|Appearance||HTLJ: "Hercules on Trial"|
This Farmer testified against Hercules when the hero was being prosecuted by Spencius. His farm was being ravaged by a wild boar and he was waiting for Hercules to take care of the problem. However Hercules was too busy: A war had broken out in Arlis and there was a Hydra problem in Eubola. Spencius asked whether he was saying that Hercules had raised false hopes. The farmer responded in agreement and went on to say that Hercules could not get to him in time and that the wild boar tore up all his crops and him and destroyed his farm. Hercules responded that it was ridiculous as he had never even seen the man before. When Spencius asked if there was any lesson that he had learned from this, the farmer responded that Hercules could not be counted on and that he should have found a way to deal with the boar himself, instead of waiting for Hercules to show up.

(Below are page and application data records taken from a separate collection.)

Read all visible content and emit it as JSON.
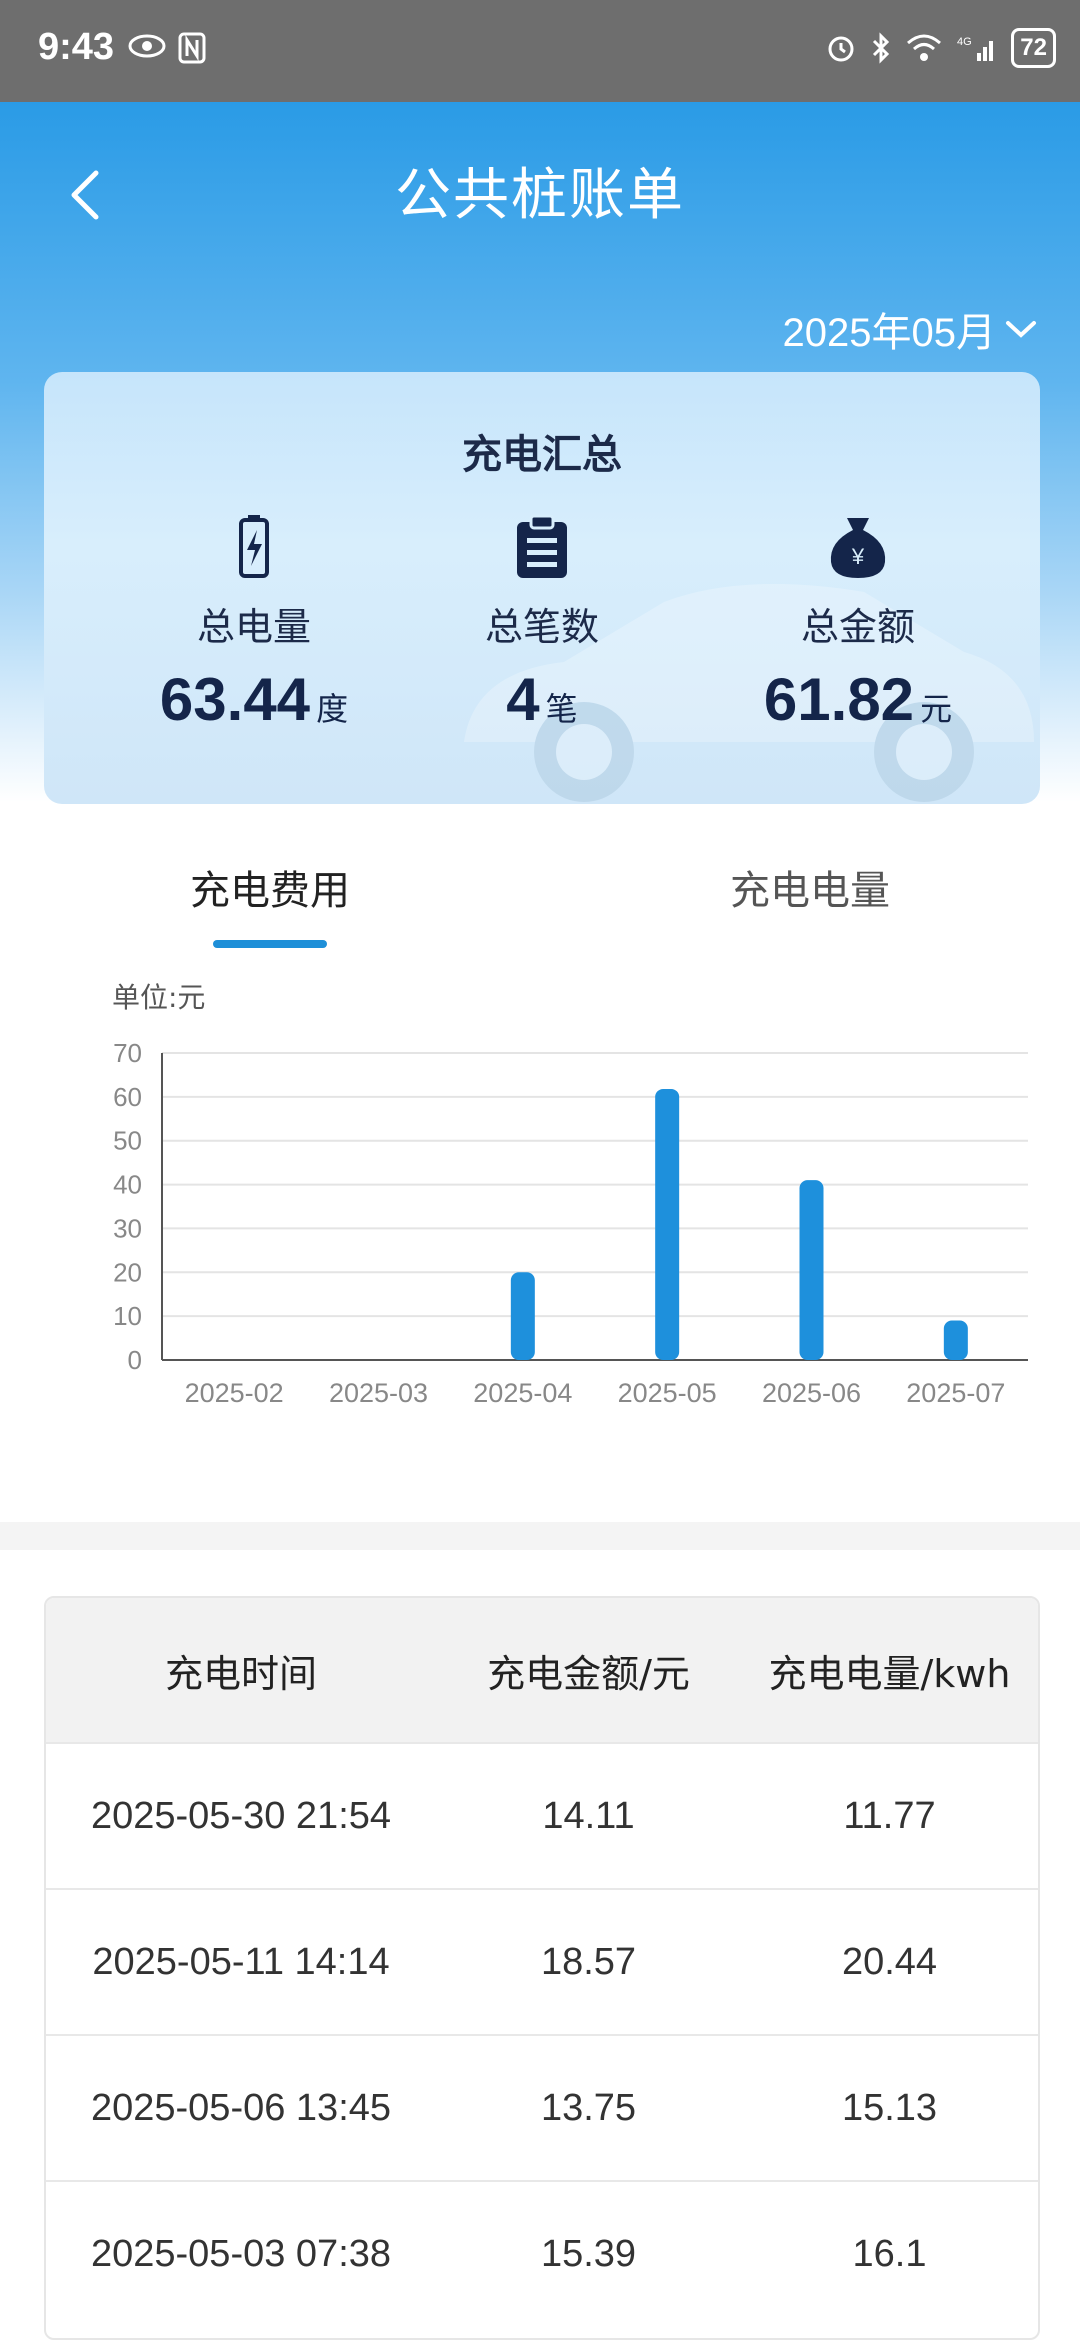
{
  "status_bar": {
    "time": "9:43",
    "battery": "72"
  },
  "header": {
    "title": "公共桩账单",
    "month": "2025年05月"
  },
  "summary": {
    "title": "充电汇总",
    "stats": [
      {
        "label": "总电量",
        "value": "63.44",
        "unit": "度"
      },
      {
        "label": "总笔数",
        "value": "4",
        "unit": "笔"
      },
      {
        "label": "总金额",
        "value": "61.82",
        "unit": "元"
      }
    ]
  },
  "tabs": [
    {
      "label": "充电费用",
      "active": true
    },
    {
      "label": "充电电量",
      "active": false
    }
  ],
  "chart_data": {
    "type": "bar",
    "unit_label": "单位:元",
    "categories": [
      "2025-02",
      "2025-03",
      "2025-04",
      "2025-05",
      "2025-06",
      "2025-07"
    ],
    "values": [
      0,
      0,
      20,
      61.8,
      41,
      9
    ],
    "ylim": [
      0,
      70
    ],
    "yticks": [
      0,
      10,
      20,
      30,
      40,
      50,
      60,
      70
    ],
    "bar_color": "#1e90dc",
    "grid": true
  },
  "table": {
    "headers": [
      "充电时间",
      "充电金额/元",
      "充电电量/kwh"
    ],
    "rows": [
      [
        "2025-05-30 21:54",
        "14.11",
        "11.77"
      ],
      [
        "2025-05-11 14:14",
        "18.57",
        "20.44"
      ],
      [
        "2025-05-06 13:45",
        "13.75",
        "15.13"
      ],
      [
        "2025-05-03 07:38",
        "15.39",
        "16.1"
      ]
    ]
  }
}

It is implied that Spencius had coached him on the story and it may not have been truthful. Even if it was true, all it seemed to prove was the farmer was both stupid and lazy: Why had he been so stupid as to wait for someone else to come and take care of his problems instead of dealing with it himself? Hercules himself was busy at the time dealing with both a war and a Hydra problem. How had Hercules raised false hopes? If the wild boar had torn up him, how was he still alive? Hercules himself pointed out that he had never seen this man before. How did this prove Hercules could not be counted on? The farmer admitted himself he should have found a way to deal with the boar himself, instead of waiting for Hercules to show up.